Sunday is always a good day for my canine best friend for we go to a local nature walk and she gets to visit with nature and chase something cool.
If you have a bestie then you have wondered just what do he/she think of me…..
Well science (so they claim) has an answer for you…..
Without that pesky language barrier, we’d talk with our dogs constantly. Or…would we? It’s possible that part of what makes our relationships with dogs so special is that despite our incredible differences, we’re highly compatible. Dog owners increasingly see their pups as family members, not pets. In fact, the phrase “dog owner” feels uncomfortable to some. We’re more like guardians, friends, parents. If they could speak, dogs would probably call us pack members. They’d tell us how predictable our habits are and, according to zoologist Jules Howard, how much they love us. Howard, a wildlife expert and science writer, discusses the dog brain in his new book, Wonderdog: The Science of Dogs and Their Unique Friendship with Humans. Based on Howard’s in-depth research, we’ve made some educated guesses as to what your dog actually thinks about you.
(Read and see if you agree)
This is a story about another ‘hero’ canine public servant…..
A police K-9 unit in Michigan rescued a missing 80-year-old hunter on a frigid day. State troopers in Lovells Township followed Loki as the dog tracked the hunter’s scent and located him by the Au Sable River less than a mile from his home, reports the Detroit News. The lost hunter told troopers he had fallen into the river three times on a day when the average temperature was 26 degrees, per WILX.

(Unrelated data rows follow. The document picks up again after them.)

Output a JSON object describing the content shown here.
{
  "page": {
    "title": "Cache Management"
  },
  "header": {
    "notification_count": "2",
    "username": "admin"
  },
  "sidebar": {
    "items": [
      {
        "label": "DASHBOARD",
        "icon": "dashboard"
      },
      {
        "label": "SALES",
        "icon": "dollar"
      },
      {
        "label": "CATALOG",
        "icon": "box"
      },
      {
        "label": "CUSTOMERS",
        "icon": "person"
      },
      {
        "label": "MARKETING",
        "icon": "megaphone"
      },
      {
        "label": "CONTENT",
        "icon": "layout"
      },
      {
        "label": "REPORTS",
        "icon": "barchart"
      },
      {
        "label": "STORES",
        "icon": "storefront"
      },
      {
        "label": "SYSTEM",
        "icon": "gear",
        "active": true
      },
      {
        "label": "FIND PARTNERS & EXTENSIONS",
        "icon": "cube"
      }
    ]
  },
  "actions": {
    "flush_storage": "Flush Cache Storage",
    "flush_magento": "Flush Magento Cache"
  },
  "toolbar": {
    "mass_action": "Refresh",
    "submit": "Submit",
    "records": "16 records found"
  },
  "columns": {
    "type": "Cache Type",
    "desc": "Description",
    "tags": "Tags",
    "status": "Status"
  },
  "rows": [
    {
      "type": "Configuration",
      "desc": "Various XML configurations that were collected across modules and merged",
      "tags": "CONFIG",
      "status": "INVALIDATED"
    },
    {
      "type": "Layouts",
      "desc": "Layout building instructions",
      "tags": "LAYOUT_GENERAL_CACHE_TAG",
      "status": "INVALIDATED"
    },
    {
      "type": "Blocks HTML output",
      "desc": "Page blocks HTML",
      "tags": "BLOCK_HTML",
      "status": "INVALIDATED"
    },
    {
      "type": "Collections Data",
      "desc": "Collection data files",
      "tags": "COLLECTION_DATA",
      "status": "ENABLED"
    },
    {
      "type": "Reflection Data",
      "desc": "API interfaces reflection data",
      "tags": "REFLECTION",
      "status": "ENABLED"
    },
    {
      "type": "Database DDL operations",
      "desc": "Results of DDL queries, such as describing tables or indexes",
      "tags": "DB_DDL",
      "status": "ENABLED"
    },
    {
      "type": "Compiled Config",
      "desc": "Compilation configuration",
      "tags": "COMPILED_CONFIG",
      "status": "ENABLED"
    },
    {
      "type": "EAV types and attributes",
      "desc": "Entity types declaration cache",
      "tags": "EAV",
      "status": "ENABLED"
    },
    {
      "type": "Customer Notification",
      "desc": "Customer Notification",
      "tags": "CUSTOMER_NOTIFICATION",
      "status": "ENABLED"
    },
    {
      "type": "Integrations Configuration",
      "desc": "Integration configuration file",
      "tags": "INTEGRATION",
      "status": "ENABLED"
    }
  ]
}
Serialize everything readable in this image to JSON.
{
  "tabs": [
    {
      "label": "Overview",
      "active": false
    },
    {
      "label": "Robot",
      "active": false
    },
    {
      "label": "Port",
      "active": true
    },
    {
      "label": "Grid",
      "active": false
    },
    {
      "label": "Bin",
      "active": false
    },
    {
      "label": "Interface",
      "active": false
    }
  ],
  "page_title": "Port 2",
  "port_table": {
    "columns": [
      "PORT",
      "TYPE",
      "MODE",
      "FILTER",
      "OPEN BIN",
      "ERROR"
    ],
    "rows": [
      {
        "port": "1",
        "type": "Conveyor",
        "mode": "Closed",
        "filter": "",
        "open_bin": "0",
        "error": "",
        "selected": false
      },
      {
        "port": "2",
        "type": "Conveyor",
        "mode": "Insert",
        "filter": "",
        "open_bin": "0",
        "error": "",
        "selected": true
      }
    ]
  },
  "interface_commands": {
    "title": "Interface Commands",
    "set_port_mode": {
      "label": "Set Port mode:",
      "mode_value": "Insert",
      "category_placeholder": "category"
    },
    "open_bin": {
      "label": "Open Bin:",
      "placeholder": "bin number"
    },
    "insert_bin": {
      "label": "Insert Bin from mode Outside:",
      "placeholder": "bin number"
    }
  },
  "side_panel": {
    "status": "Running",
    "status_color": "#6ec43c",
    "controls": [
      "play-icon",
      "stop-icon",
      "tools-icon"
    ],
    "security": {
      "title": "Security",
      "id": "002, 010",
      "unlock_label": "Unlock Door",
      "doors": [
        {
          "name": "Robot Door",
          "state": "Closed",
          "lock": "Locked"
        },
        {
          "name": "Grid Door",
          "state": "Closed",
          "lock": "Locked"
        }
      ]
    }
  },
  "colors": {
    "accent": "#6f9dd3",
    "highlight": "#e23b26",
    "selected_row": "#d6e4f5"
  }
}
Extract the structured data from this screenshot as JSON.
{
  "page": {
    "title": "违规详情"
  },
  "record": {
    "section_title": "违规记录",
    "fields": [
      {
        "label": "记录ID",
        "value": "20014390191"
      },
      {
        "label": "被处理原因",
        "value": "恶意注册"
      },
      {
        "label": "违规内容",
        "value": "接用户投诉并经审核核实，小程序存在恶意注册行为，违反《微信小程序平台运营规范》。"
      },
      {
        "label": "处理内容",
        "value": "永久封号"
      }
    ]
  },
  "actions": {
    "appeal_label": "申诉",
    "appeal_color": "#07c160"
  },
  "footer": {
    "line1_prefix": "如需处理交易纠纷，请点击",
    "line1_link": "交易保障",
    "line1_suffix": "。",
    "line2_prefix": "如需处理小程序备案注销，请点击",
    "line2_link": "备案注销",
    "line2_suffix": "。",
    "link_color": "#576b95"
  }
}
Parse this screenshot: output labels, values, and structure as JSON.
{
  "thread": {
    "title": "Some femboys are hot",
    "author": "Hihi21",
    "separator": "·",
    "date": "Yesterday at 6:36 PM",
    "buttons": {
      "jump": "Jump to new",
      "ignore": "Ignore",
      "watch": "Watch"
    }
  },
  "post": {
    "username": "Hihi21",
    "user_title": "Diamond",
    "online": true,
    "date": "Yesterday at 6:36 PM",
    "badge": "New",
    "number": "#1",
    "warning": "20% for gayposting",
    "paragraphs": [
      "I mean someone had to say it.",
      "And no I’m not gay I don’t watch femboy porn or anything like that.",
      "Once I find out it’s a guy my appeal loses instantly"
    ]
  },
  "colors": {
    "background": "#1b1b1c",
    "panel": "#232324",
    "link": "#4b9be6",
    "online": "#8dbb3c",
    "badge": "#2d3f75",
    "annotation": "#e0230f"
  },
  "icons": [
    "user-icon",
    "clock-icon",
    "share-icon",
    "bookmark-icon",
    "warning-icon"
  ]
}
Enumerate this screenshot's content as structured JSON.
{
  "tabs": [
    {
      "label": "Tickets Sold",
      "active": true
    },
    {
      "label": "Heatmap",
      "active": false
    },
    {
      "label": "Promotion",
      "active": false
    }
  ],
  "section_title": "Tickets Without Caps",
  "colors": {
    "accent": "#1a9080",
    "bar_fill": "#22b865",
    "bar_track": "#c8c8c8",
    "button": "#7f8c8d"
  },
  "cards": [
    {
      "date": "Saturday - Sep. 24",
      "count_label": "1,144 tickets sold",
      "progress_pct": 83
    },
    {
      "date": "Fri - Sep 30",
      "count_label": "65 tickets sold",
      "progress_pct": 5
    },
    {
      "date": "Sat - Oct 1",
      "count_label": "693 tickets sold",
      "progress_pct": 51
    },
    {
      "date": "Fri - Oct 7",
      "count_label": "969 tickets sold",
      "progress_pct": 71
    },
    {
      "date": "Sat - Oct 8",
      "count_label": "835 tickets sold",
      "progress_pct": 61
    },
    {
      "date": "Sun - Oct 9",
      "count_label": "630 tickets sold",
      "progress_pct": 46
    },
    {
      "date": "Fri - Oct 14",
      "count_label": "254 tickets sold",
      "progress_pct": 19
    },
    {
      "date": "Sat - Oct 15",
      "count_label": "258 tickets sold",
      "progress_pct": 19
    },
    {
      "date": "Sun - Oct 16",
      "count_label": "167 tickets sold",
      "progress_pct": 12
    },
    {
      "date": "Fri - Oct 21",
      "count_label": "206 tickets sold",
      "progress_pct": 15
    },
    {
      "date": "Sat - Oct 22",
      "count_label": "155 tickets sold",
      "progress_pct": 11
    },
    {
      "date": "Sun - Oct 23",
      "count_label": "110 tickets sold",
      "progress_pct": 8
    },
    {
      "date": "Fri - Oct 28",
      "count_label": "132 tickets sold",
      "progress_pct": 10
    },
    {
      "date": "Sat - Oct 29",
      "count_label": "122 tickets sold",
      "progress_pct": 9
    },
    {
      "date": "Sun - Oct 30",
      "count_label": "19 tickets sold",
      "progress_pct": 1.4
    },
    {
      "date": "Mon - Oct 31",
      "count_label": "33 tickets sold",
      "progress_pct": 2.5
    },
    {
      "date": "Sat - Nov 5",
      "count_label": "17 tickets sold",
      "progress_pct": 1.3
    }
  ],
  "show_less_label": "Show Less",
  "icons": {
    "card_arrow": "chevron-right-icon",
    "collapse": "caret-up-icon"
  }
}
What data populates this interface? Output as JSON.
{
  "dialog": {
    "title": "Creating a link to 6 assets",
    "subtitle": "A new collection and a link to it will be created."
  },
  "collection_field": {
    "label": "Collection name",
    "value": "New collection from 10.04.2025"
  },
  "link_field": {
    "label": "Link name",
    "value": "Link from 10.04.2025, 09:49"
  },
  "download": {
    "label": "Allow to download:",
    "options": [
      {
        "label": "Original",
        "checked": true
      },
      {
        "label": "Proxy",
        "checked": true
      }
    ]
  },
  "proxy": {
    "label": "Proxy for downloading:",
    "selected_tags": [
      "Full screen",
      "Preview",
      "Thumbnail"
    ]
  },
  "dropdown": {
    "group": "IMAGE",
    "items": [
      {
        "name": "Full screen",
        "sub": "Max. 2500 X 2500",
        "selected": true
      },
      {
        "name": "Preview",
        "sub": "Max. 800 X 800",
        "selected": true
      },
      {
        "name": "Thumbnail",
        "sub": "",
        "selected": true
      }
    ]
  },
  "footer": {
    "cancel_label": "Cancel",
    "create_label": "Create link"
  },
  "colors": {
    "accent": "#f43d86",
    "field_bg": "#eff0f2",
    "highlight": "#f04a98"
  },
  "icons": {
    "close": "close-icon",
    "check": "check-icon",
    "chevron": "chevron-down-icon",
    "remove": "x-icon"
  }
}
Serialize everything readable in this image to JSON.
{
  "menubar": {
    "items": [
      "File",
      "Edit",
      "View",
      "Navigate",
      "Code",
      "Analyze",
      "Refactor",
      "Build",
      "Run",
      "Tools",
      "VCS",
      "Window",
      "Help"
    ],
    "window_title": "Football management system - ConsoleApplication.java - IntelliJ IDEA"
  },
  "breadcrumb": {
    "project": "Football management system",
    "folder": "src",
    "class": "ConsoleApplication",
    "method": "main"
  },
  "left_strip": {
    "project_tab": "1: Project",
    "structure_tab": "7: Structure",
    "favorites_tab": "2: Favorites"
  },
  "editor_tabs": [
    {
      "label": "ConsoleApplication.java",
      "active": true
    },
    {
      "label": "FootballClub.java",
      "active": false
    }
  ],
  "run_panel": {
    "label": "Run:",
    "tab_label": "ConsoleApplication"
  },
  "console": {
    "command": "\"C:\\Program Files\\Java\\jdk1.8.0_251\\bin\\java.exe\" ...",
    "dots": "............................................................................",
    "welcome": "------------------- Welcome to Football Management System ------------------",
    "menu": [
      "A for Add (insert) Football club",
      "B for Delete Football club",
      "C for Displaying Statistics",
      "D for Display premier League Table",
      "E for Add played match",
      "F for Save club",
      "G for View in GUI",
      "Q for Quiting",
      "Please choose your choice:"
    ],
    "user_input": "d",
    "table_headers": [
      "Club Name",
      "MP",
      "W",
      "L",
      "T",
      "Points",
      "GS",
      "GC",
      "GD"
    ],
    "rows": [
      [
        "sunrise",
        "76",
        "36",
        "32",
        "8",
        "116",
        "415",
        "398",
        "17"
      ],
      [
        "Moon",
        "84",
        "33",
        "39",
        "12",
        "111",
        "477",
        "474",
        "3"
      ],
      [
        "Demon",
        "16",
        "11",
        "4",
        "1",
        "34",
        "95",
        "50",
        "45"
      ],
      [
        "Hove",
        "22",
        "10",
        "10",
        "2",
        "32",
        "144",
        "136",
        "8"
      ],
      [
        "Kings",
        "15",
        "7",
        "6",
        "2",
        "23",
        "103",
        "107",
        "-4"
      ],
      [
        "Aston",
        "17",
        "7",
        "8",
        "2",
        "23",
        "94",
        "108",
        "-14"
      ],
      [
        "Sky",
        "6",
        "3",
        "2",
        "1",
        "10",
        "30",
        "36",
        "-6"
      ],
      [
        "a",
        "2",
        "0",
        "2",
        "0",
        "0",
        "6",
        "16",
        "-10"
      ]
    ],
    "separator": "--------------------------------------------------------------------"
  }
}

A trooper gave the man his jacket, gloves, and fatigue shirt to keep him warm, and he was transported out of the woods by canoe. “We usually have one or two (missing hunters) every season in the Seventh District,” says a State Police spokesperson. “And age isn’t necessarily a factor in them.” In this case, the hunter’s wife heard him fire a volley of shots into the air, his signal that he was lost, and she summoned help. The hunter was later discharged from a hospital in good condition.
I have read many posts by bloggers who have lost a canine companion…..and they are usually heart tugging….
I recent read an article that tries to help people with their loss….I post it here with the hope that it can give some comfort for that loss….
It’s been three weeks since my partner and I lost our beloved 14.5-year-old dog, Kivi Tarro. It’s impossible to describe what Kivi meant to us, or put words to how his death has affected us.
As I am still working through what life without Kivi means, there’s perhaps no better time to examine how grief impacts those who have lost an animal. This is also what a new review of scientific literature, published today, explores.
The review aims to give counsellors perspective into how to help people grieving the death of a pet. The authors highlight that the bond between humans and animals can be extremely similar to that between two humans, and so the loss can be just as profound.
There is a tendency, however, for society to invalidate that grief. This can leave people isolated and feeling ashamed or unable to express their grief, which can increase the intensity of grief and inhibit resolution.
My offerings for this Sunday…..
Have a great day and try not to eat too many leftovers….you have to start making room for all that Christmas food that is to come.
Be well….Be safe….
“lego ergo scribo”